Before studying human nutrition at Cornell, Moreno conducted research on the food consumption of monkeys. She continued her focus on food related studies; however, leaving the monkeys behind, she began her focus on humans. Moreno has done research in Indonesia, Thailand, Ecuador, and the United States ranging from topics of patterns within food insecurity, consumption, and diet.
Moreno is also currently working on a Child Obesity Prevention Project for the Oregon Research Institute, along with conducting a Tray Photo Project. The Tray Photo Project is a study on the decisions children are making about food. After taking several pictures of trays within seven school cafeterias, Moreno analyzes their decisions based on grade level and gender. She expresses the obstacles of the changes within school lunches their policies. Many of the schools have changed from an serve-based system to a offer system, increasing the student’s ability to choose the food they want for lunch. One observation that Moreno has made is that the older children get, the more inclined they are to create a salad from the salad bar – the younger children choose more finger foods and less lettuce from the salad bar, which is available by choice. Still many children do not choose very much from the salad bar at all.

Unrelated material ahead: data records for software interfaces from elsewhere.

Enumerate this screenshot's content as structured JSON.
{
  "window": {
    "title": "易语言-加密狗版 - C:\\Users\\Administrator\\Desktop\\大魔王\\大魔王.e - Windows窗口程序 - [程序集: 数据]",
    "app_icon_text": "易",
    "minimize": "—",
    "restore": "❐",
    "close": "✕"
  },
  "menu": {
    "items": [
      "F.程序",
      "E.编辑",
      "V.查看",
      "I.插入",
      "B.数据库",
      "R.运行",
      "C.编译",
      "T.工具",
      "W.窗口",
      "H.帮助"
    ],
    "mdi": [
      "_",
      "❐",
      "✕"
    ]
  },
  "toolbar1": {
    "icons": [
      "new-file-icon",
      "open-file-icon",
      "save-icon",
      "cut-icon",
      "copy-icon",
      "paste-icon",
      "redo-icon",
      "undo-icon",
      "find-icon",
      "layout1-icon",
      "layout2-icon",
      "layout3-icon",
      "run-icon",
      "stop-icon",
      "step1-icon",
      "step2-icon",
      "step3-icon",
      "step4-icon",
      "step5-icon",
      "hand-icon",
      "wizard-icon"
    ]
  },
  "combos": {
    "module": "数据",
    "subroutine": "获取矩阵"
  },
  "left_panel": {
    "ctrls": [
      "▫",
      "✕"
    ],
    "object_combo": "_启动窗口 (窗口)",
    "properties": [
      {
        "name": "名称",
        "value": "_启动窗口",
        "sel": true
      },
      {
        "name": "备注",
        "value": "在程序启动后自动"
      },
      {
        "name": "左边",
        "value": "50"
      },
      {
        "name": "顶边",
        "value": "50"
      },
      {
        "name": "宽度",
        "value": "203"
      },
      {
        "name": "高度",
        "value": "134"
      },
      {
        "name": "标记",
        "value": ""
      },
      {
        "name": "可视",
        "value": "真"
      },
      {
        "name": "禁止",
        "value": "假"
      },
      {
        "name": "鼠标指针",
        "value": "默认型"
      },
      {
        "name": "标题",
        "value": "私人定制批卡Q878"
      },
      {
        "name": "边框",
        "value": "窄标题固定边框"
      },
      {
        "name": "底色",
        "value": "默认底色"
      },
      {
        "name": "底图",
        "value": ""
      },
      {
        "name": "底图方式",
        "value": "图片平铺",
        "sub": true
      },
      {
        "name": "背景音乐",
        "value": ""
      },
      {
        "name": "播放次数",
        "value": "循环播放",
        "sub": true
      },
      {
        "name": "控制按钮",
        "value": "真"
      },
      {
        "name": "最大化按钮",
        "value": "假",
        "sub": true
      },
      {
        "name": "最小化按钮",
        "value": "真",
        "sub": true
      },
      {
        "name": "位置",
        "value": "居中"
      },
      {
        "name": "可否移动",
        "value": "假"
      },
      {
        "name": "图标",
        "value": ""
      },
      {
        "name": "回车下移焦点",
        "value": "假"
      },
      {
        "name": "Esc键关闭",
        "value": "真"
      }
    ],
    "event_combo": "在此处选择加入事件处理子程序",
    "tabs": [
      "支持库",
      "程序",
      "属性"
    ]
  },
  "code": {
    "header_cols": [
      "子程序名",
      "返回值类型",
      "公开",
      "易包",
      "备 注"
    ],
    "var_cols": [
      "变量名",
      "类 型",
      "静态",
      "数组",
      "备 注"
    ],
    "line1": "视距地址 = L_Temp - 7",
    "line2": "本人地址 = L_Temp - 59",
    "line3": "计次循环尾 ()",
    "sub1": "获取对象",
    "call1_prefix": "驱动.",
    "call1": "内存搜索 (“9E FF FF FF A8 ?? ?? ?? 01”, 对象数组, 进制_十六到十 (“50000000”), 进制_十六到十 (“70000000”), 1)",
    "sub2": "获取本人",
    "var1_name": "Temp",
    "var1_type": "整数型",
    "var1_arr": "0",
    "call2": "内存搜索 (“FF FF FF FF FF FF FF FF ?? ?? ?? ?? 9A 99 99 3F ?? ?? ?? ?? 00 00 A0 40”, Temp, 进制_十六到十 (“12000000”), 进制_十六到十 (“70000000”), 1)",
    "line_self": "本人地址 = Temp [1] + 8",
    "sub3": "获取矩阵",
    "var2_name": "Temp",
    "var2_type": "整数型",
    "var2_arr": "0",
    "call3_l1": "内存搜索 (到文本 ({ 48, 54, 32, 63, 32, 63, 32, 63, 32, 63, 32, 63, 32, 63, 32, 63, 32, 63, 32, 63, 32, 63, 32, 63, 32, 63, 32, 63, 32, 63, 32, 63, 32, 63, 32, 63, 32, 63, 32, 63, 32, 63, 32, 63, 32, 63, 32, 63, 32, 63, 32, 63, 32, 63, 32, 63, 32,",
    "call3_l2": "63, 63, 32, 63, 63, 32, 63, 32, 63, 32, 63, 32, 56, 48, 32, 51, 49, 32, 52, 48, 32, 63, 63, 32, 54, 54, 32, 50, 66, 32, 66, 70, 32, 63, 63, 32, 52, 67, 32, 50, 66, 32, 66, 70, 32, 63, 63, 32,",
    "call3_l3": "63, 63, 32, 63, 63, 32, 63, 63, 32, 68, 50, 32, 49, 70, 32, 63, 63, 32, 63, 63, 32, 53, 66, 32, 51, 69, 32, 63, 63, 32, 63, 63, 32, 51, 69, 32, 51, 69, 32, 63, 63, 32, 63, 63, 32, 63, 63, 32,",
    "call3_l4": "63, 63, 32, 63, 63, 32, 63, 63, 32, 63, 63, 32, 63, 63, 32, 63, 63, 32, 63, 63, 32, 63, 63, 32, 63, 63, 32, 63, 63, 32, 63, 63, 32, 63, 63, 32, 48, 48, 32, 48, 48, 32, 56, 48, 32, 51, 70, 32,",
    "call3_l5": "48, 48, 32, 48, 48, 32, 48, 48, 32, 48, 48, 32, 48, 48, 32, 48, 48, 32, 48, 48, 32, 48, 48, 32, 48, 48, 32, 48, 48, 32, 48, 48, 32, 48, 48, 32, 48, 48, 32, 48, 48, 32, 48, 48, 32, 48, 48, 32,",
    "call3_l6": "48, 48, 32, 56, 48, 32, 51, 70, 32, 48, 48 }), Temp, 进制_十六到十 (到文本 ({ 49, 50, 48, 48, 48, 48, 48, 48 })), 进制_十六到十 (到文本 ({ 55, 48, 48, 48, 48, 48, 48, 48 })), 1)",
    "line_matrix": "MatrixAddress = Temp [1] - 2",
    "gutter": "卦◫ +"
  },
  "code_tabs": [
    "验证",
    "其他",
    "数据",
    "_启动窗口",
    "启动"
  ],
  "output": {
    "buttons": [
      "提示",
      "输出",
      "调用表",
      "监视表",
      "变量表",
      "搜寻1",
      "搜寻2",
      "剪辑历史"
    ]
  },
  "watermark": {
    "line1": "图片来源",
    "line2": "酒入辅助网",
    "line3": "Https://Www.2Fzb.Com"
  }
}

Apart from her impressive research, Moreno enjoys taking clay and textile classes here in Eugene. She finds joy in cooking and loves to collect recipes and cook books. Moreno also expresses the delight she has for Marteenie, her fifteen year old Terrier mix.
Moreno comes from a large family. Her love for food stems from the nostalgic memories of her family gathering together and sharing food. “We were always together and we always ate,” Moreno says with a smile full of delight. This act of enjoying food established the interest of a food community for Moreno at a young age. She now is married to her husband Edward and has two daughters, Tovah and Simca. They all share a love for cooking and baking; a hobby which her daughters specifically enjoy in the form of entertaining and experimenting.
Like all Slow Food participants, Moreno is already gearing up for the holiday season. She plans on making a special brussel sprout dish for Thanksgiving with her family. When the sprouts are sautéed, the recipe consists of oil, onion and garlic. When in season, she adds tomato to the mix. If the sprouts are steamed, the ingredients consist of butter, lemon juice and caraway seeds. Moreno also looks forward to the traditional Hanukkah meal of Latkes: potato pancakes consisting of potatoes, flour, and egg. (Yum!) Here is a recipe for your own Hanukkah Latkes from Kosher Food: http://kosherfood.about.com/od/hanukkah/r/han_latkas_pot.htm
This Winter, Professor Moreno will be teaching a 4-credit course entitled Gender Issues in Nutritional Anthropology (ANTH 465/565) at the University of Oregon. The course will explore connections between agriculture, gender, medicine, diet, nutrition and economy, just to name a few. It will also focus on how humans think about, use, and consume food. For more information on the courses Moreno teaches, visit http://pages.uoregon.edu/gmorenob/courses.html